Twin Peaks: Fire Walk with Me screening


It begins with an axe crashing into a TV set: sparks fly, a scream is heard, and the symbolism is brutally obvious - forget everything you thought you knew about the quirky, wacky, cosy world of ‘Twin Peaks', cos Daddy's home and he's pissed off. Like many of the show's hardcore fans, David Lynch was disillusioned with what ‘Twin Peaks' had become: from a groundbreaking, excoriating peek into America's small-town underbelly to a cute parade of oddball soap-operatics in under two years. The big screen version gave him licence to bring it all back to basics, and he grabbed it with both hands: even in Lynch-land, with all its ear-severing, head-exploding, exploitation and rough sex, there's nothing so dark and demented as ‘Fire Walk With Me', the simplest, strangest, saddest and arguably greatest of all his films. The critics sneered, the fans balked and the public stayed away in droves.

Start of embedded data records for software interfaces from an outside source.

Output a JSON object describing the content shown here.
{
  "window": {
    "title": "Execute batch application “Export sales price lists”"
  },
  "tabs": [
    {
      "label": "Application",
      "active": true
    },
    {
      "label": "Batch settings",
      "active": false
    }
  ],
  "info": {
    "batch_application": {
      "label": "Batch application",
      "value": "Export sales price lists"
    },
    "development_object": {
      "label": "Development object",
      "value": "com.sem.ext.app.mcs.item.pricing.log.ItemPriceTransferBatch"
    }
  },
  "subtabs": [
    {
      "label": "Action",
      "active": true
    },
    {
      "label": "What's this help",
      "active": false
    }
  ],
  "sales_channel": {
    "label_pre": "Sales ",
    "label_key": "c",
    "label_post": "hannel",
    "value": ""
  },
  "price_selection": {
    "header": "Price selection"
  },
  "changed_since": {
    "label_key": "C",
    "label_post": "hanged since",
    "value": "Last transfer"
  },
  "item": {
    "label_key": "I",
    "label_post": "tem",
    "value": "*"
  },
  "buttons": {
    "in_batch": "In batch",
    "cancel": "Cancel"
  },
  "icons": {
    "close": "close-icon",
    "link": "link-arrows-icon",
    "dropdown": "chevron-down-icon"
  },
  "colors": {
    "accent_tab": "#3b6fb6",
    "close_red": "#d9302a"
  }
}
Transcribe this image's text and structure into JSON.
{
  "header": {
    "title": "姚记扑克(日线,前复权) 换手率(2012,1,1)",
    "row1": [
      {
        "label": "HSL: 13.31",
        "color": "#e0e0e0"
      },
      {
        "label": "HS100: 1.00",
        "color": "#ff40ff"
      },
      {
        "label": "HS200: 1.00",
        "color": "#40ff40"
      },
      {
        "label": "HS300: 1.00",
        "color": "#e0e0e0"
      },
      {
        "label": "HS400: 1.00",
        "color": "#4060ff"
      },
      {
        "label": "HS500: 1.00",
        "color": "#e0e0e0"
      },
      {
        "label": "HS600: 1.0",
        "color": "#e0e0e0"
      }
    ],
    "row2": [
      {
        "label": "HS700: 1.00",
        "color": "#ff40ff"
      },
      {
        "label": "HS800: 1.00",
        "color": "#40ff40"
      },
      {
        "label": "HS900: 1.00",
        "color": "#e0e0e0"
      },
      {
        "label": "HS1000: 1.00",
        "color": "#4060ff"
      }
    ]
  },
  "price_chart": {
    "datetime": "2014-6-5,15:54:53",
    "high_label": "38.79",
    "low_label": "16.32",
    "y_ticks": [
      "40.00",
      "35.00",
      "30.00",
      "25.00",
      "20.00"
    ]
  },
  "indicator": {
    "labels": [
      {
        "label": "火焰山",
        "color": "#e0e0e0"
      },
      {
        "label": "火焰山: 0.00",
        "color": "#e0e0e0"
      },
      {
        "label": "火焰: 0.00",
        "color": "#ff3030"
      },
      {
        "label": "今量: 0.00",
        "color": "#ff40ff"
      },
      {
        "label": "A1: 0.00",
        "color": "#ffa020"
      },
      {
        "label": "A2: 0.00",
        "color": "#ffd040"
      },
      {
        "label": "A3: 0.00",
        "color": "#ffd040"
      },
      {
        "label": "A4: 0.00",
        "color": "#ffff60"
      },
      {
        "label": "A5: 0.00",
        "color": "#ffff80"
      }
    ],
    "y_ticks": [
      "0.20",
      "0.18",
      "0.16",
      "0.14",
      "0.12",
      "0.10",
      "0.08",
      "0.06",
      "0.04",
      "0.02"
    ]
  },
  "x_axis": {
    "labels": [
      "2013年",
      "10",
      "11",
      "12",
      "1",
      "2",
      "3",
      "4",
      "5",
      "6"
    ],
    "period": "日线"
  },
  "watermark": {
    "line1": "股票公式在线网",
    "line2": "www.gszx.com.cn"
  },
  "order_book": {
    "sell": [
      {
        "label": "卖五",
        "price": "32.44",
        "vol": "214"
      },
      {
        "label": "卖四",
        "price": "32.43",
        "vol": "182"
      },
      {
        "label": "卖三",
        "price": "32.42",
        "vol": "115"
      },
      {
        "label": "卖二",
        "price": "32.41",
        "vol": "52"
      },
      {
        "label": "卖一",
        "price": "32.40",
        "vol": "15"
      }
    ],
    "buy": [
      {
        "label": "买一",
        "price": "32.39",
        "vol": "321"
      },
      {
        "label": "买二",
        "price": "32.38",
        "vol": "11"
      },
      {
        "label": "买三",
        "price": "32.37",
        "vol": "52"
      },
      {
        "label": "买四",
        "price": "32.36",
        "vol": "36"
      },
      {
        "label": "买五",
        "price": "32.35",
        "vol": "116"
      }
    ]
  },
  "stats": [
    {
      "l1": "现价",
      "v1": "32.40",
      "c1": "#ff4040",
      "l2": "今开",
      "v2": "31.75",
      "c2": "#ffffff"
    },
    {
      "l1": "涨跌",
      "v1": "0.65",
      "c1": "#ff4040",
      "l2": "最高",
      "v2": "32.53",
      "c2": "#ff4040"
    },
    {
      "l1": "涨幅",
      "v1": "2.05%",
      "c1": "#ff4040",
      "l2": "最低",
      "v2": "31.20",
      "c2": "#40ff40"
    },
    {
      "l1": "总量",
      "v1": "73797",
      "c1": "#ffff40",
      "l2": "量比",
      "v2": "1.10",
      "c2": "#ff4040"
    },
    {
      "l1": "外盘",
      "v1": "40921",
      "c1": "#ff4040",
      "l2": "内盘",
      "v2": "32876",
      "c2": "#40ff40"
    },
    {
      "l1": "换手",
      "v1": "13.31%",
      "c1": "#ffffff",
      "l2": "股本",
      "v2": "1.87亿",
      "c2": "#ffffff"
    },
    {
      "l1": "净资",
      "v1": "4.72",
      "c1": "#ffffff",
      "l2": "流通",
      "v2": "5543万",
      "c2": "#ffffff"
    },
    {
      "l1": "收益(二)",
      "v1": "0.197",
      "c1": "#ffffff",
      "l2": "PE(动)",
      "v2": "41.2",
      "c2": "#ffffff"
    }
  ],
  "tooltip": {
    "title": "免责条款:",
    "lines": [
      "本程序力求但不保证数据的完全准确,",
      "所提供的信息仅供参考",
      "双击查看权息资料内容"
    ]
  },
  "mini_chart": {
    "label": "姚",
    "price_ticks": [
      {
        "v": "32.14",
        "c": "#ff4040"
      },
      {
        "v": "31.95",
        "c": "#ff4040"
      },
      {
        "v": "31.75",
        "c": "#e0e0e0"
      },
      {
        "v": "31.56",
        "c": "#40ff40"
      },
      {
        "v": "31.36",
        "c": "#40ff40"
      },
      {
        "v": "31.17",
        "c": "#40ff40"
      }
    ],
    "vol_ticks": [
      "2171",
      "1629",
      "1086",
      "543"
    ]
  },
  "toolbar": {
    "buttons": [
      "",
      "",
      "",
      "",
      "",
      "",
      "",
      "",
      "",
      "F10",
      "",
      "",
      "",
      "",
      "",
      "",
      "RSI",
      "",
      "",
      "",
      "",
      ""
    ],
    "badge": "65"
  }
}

It's their loss: this was a beautiful new kind of madness, terrifying, exhausting and exhilarating in equal measure.

1 person listening